Defending free speech

Author: Tricia Gloria Nabaye. PHOTO/FILE

What you need to know: is crucial that society creates conditions for open and inclusive public discourse

The famous tagline on freedom of speech in Uganda is quoted from former Ugandan president Idi Amin Dada. “There is freedom of speech, but I cannot guarantee freedom after speech.”

In hindsight, the more things change the more they stay the same. Freedom of speech is under threat today in Uganda and has been for a while now.

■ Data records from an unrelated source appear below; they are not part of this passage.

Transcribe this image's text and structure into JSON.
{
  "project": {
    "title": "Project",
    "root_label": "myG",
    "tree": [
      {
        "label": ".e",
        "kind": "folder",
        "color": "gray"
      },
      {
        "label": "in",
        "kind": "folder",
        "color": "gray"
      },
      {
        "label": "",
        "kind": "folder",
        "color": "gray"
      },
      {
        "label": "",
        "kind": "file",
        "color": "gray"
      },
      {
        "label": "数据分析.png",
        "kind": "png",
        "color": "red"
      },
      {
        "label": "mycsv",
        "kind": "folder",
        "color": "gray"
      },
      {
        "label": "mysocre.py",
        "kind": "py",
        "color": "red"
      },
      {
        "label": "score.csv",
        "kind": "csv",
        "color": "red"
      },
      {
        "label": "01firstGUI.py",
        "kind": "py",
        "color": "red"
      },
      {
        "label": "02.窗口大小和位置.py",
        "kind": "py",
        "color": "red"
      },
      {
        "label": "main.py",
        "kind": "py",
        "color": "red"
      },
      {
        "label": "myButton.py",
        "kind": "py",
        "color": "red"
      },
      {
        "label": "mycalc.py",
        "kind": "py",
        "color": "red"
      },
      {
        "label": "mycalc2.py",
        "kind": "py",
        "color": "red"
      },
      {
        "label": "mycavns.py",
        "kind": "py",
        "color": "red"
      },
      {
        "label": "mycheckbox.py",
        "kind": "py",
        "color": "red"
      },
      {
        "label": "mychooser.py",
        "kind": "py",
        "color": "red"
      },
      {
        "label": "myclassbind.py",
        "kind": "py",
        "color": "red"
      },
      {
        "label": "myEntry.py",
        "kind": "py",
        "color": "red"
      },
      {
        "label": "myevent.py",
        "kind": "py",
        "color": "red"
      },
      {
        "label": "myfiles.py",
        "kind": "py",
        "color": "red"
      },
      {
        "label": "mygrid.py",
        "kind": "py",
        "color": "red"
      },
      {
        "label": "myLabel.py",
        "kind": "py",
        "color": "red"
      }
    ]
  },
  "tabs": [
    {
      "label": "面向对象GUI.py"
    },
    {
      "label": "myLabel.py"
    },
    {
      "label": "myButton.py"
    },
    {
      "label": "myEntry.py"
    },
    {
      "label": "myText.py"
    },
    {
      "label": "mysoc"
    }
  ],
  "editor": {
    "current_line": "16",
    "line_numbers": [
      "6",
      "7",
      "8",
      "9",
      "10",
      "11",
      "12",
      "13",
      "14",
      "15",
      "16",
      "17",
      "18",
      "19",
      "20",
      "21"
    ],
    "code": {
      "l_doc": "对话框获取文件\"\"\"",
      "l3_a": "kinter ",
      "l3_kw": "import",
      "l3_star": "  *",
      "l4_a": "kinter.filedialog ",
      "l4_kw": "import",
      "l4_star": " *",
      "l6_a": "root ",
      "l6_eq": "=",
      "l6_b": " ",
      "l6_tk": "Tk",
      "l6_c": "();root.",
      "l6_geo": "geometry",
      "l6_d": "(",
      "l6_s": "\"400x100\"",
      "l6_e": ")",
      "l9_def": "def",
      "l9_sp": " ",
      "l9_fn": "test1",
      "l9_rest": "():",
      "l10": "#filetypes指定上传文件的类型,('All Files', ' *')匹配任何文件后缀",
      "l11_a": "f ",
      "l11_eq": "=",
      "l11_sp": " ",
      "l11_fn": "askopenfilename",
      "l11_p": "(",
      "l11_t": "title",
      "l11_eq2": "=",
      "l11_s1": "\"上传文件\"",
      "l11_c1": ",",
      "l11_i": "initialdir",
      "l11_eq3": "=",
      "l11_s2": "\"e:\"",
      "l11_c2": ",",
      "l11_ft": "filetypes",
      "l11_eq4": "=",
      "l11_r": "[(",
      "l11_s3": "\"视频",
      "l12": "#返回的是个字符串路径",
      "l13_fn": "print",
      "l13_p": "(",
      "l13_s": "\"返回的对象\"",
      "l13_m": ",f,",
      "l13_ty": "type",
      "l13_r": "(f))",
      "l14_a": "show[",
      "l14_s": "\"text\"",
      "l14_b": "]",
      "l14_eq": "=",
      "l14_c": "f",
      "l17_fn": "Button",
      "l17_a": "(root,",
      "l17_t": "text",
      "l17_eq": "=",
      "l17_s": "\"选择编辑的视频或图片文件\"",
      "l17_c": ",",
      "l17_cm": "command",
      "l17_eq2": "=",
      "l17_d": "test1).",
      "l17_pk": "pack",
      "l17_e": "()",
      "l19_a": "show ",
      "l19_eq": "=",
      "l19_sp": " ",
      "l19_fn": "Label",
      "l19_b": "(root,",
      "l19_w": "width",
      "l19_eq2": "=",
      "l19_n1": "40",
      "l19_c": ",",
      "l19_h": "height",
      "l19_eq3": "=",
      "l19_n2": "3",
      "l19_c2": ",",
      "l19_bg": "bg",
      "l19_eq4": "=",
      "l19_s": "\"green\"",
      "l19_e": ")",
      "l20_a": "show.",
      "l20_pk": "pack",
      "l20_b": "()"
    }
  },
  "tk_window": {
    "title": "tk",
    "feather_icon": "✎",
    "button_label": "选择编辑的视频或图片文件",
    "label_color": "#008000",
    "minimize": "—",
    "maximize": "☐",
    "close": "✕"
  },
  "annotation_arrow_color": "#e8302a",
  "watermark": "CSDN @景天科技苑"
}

The key question to ask is, what are we doing about it?  If there is a unifying theme in the conversation around this issue of Human Rights, it may be that while as a nation, we love our freedoms, including freedom of speech and freedom of expression, we are never far removed from debates and disputes over the extent and meaning of those rights—particularly in a religious and culturally inclined society like ours. While some people believe that freedom of speech should be upheld at all costs, others believe that it can be an excuse for saying harmful things without reprimand.

 Mr Mohammed Nsereko was granted leave of Parliament to prepare a private member’s Bill to amend the Computer Misuse Act, 2011, in an effort to regulate the social media space even more. His argument was leaning on protection of children online among other issues. The Computer Misuse Act 2011, has constantly been found wanting in protection of freedom of expression and speech.

Far from sanitising the space and making it accessible to all, the law has enhanced the curtail on dissent and has evidently shrunk the space for democratic discourse.

In order to safeguard democracy, it is crucial that society creates conditions for open and inclusive public discourse because freedom of expression and respect for free speech are fundamental in a democratic society.

 Ugandans should all be concerned that the spaces for dialogue are being regulated and room for one to express their opinions is evidently reducing. We have long since given up the political rallies, demonstrations, peaceful protests and marches and have shifted civic organising online, so much so that an election happened in darkness because of the influence and connectivity that the internet provides.

 Section 25 of the Computer Misuse Act 2011 on offensive communication states that; “Any person who wilfully and repeatedly uses electronic communication to disturb or attempts to disturb the peace, quiet or right of privacy of any person with no purpose of legitimate communication whether or not a conversation ensues, commits a misdemeanour and is liable on conviction to a fine not exceeding twenty-four currency points or imprisonment not exceeding one year or both.”

 Consequently, the right to offend will always be subjected to the undertones of hate speech, libel, defamation and offensive communication.

 Therefore, the amendments proposed by MP Nsereko become imperative to us as the consumers of such a law, to not only examine the shrinking civic space but as well as to defend free speech. The broader discussion on the criminalisation of online speech in the current digital and political climate, is commonly used to pursue political or illegitimate agendas and curtail dissenters rather than protect citizens online and offline.

 In defending Freedom of Speech and expression, we can then start to right the wrongs and the missteps our legislators made in passing the Public Order Management Act. Being able to question society is a positive feature of democracy and political liberty is distinct because it consists in free speech which we have to defend by all means…

Tricia Gloria Nabaye is a research associate: Great lakes institute for strategic studies.